◆ Task objective
The word "sample" may appear in some lines of the data; copy every such line.

◆ Records supplied
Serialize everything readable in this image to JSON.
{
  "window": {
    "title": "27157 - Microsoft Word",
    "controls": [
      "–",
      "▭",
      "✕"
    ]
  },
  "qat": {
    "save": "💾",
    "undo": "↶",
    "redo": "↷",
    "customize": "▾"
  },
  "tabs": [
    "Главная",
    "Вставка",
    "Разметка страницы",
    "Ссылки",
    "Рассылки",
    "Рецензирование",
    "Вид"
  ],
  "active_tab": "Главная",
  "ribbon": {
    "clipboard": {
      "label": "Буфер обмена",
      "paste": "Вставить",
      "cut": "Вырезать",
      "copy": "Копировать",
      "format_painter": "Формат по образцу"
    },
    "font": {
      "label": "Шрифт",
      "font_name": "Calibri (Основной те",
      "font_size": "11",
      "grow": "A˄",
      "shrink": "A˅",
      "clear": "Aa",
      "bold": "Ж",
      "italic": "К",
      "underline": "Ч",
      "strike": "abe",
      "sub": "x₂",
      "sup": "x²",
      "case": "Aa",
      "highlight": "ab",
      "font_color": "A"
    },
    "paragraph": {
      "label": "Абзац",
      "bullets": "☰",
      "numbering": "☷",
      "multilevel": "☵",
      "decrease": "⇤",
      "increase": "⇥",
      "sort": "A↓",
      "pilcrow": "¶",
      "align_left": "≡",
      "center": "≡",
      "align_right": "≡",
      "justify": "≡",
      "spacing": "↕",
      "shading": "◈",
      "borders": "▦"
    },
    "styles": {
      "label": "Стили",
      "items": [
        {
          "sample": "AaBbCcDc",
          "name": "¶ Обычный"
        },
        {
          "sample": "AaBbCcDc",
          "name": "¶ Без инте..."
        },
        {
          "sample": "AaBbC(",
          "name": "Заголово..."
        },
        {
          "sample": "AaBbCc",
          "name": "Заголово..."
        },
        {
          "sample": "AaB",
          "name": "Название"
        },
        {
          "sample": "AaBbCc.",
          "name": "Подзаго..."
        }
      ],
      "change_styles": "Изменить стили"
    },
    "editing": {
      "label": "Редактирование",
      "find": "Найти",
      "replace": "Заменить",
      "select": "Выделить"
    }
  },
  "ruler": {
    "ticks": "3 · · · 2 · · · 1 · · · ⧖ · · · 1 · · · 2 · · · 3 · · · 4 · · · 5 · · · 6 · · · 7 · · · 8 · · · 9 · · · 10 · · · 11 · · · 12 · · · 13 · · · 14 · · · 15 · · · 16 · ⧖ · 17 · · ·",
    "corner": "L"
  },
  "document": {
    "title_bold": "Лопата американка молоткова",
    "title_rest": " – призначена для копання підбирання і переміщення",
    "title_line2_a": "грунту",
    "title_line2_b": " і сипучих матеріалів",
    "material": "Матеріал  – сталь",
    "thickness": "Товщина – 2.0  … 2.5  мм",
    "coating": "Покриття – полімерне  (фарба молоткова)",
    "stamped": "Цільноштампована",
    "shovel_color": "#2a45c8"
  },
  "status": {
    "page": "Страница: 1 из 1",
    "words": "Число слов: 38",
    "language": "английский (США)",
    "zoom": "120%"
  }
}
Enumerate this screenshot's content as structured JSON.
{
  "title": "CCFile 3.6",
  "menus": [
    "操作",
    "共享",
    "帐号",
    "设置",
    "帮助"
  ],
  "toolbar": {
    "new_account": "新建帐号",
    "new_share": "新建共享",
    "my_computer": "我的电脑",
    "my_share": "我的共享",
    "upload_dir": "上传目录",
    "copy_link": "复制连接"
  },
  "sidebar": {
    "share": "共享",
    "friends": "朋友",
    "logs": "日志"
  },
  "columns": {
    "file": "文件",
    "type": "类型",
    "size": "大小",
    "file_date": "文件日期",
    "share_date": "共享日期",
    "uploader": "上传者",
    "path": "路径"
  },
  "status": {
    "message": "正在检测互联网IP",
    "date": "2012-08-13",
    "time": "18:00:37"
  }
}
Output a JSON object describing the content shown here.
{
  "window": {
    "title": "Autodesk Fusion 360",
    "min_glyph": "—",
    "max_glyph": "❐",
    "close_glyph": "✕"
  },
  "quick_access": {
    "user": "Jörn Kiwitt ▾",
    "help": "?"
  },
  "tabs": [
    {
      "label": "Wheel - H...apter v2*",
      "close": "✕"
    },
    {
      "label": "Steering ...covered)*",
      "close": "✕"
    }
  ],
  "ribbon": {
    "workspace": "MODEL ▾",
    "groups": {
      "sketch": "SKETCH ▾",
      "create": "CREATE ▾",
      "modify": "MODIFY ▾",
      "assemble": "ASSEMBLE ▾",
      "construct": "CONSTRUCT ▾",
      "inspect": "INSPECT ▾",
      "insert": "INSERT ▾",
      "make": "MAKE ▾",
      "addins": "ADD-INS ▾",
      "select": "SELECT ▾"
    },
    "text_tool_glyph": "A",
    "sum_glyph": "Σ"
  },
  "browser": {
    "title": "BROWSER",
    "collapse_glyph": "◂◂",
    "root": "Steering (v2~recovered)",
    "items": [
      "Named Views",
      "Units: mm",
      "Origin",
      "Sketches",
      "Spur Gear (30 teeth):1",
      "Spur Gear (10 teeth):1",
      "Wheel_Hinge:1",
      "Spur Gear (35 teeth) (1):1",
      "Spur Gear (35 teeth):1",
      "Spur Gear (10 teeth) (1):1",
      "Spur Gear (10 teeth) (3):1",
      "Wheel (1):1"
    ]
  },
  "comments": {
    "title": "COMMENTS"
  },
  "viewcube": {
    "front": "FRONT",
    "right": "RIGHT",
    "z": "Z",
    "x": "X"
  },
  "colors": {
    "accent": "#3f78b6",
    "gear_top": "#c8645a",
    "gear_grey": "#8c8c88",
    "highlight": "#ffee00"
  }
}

◆ Response
          "sample": "AaBbCcDc",
          "sample": "AaBbCcDc",
          "sample": "AaBbC(",
          "sample": "AaBbCc",
          "sample": "AaB",
          "sample": "AaBbCc.",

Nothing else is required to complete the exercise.